by Teresa Ganzon
Departing from a prepared speech in order to establish a more personal rapport with his audience of 200 conference participants composed of graduate students, professors and people from NGOs as well as government, Bruni began by laying out four premises:
1. Because of globalization, poverty is no longer a domestic issue but an international one.
2. A wholistic education (not just intellectual but work education) is an issue in poverty and a Christian message to society is that work is part of the character of a good person.
3. Today’s conditions call for a redefining of the relationships between state, government, economy and civil society because it is no longer enough that redistribution of wealth be left entirely to government. There is a call for social entrepreneurs to intervene directly with social problems and not just through the tax system.
4. The fourth premise is that the financial crisis indicated that something is wrong with the system and that if uncorrected, society risks a second, more fatal “heart attack”. A change of lifestyle is necessary to avoid a repetition of the crisis.

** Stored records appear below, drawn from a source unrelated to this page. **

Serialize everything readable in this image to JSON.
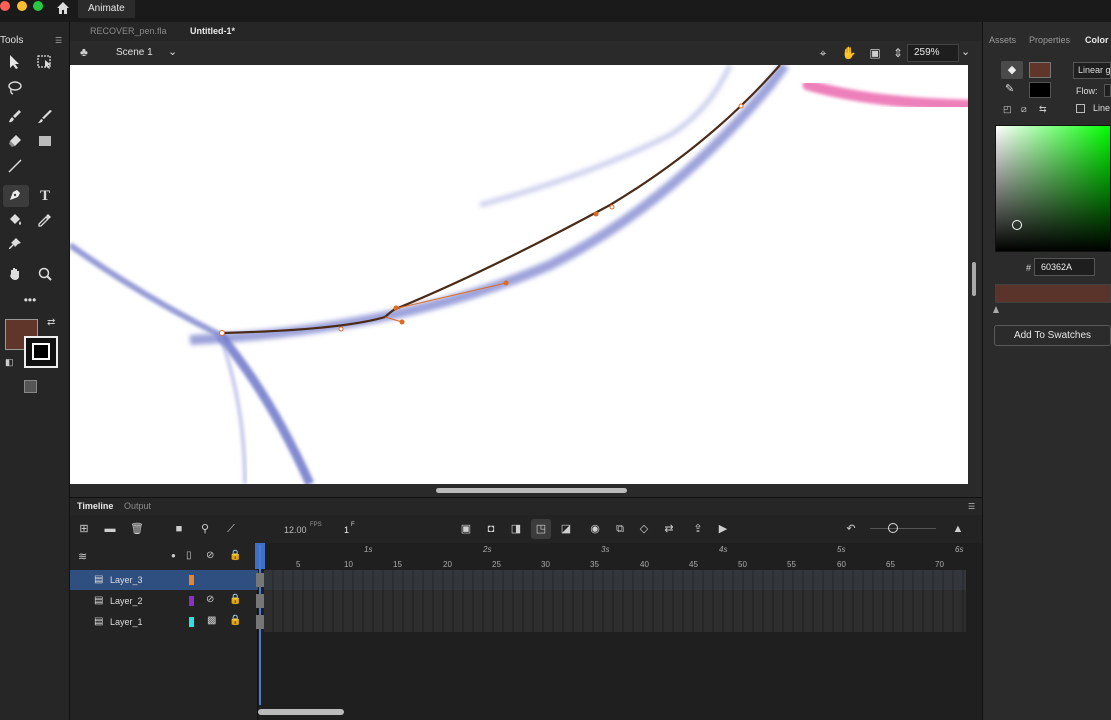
{
  "app": {
    "tab_label": "Animate"
  },
  "documents": {
    "tabs": [
      "RECOVER_pen.fla",
      "Untitled-1*"
    ]
  },
  "tools": {
    "title": "Tools"
  },
  "stage": {
    "scene_label": "Scene 1",
    "zoom_value": "259%"
  },
  "right_panel": {
    "tabs": [
      "Assets",
      "Properties",
      "Color"
    ],
    "gradient_type": "Linear g",
    "flow_label": "Flow:",
    "line_label": "Line",
    "hex_hash": "#",
    "hex_value": "60362A",
    "add_swatches_label": "Add To Swatches",
    "fill_color": "#60362A",
    "stroke_color": "#000000"
  },
  "timeline": {
    "tabs": [
      "Timeline",
      "Output"
    ],
    "fps_value": "12.00",
    "fps_label": "FPS",
    "frame_value": "1",
    "frame_label": "F",
    "ruler_frames": [
      "5",
      "10",
      "15",
      "20",
      "25",
      "30",
      "35",
      "40",
      "45",
      "50",
      "55",
      "60",
      "65",
      "70"
    ],
    "ruler_seconds": [
      "1s",
      "2s",
      "3s",
      "4s",
      "5s",
      "6s"
    ],
    "layers": [
      {
        "name": "Layer_3",
        "color": "#e8852a",
        "selected": true
      },
      {
        "name": "Layer_2",
        "color": "#8a2fc8",
        "selected": false
      },
      {
        "name": "Layer_1",
        "color": "#2de0e8",
        "selected": false
      }
    ]
  }
}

Bruni then expounded on globalization and the new opportunities it offers, as well as the possible risks of “transforming the world into a place where the only form of human relationships is the cash nexus where everything becomes a commodity.” He then described the two possible ways the market economy could move forward: “First, to build a global village where as in every village more principles are at work. There is an exchange of course, but also redistribution of wealth and gift. Or a second possibility to transform the world into a global supermarket where everything becomes a commodity, where there is no room for genuine and intrinsic relationships.”
Within this context, Bruni said the main challenge of the Economy of Communion, both at a theoretical and practical level, is “ to show that it is possible here and now in Philippines too, to build a business community oriented towards authentic relationships where reciprocity has the right to exist also within the economic domain.” Thus, he said that “the Economy of Communion is a concrete sign of hope in this moment of crisis but as in any crisis, it can be also a moment of opportunity.”
Luigino Bruni went on to describe the Economy of Communion and the three pillars of the project, referring to the firm, culture and poverty.
In speaking about the firm and the entrepreneur, he distinguished between two different types of entrepreneurs. He described one who is a mere speculator for whom the main objective and driver is maximization of profit and therefore, for whom the nature of the business is secondary. On the other hand, for a true entrepreneur, the activity of the business itself has intrinsic value, beyond the goal of profits, calling forth his passion and intelligence. It is an intelligence that leads to creativity and innovation, this “new eyes” of the human person that marks the true entrepreneur.
On the nature of profit, Bruni, said that Catholic social thinking teaches that one must be critical of the way wealth is distributed. In his opinion, there is something wrong with the practice that gives most of the value added to the shareholders and not to the workers of the firm, as is in the capitalistic society. He cited the instances where managers and CEOs receive a thousand times what the employee takes home as something inconsistent with a Christian approach to economy.
On the matter of poverty, Prof. Bruni pointed out that it is a product of interpersonal relationships gone wrong. It is not an individual status like the physical features one is born with but instead, is a social matter. Therefore, in order to find a cure for poverty, one must address not just the individual but the relationships within a community. An interesting point that Bruni brought out, still in the matter of poverty is that “poverty is not mainly a matter of money but is a matter of deprivation of capabilities, freedom, rights. Therefore, if you would like to fight against poverty you must to invest in education, you must invest in capabilities, in politics, in rights.”
Describing poverty as basically exclusion from politics, education, from production, Bruni concludes that to fight a “negative poverty” (that which is suffered and imposed upon by broken relationships as differentiated from the chosen poverty preached in the Gospel), poor people must be brought within the production, within the business and not just by helping through grants. “This is a very big message coming from all our civilization…without working there is no way of leaving poverty trap.”
“If one would ask me which are your suggestions for fighting poverty in countries where there are social problems, my answer is three points: education, education, education. Without education there is no future for young people in particular. Education of high quality. Primary, secondary, high school, post graduate and so on. But, not only intellectual education but also education by doing.”
As a conclusion, Prof. Bruni challenged his audience, the majority of whom were from the academe, to teach economics and social responsibility in a differently, based more on an understanding of a communitarian way rather than the philantrophical approach.
Addressing himself to the largely Filipino audience, he said “I hope that your creative Filipino society and economy can find its own way to market economy and society in order to keep its communitarian and Christian roots that is very clear, very strong in in your society and is able to innovate and grow in a globalized economy and society. Maybe in this great, passionate challenge the experience, the small experience in culture of the Economy of Communion can offer an example.”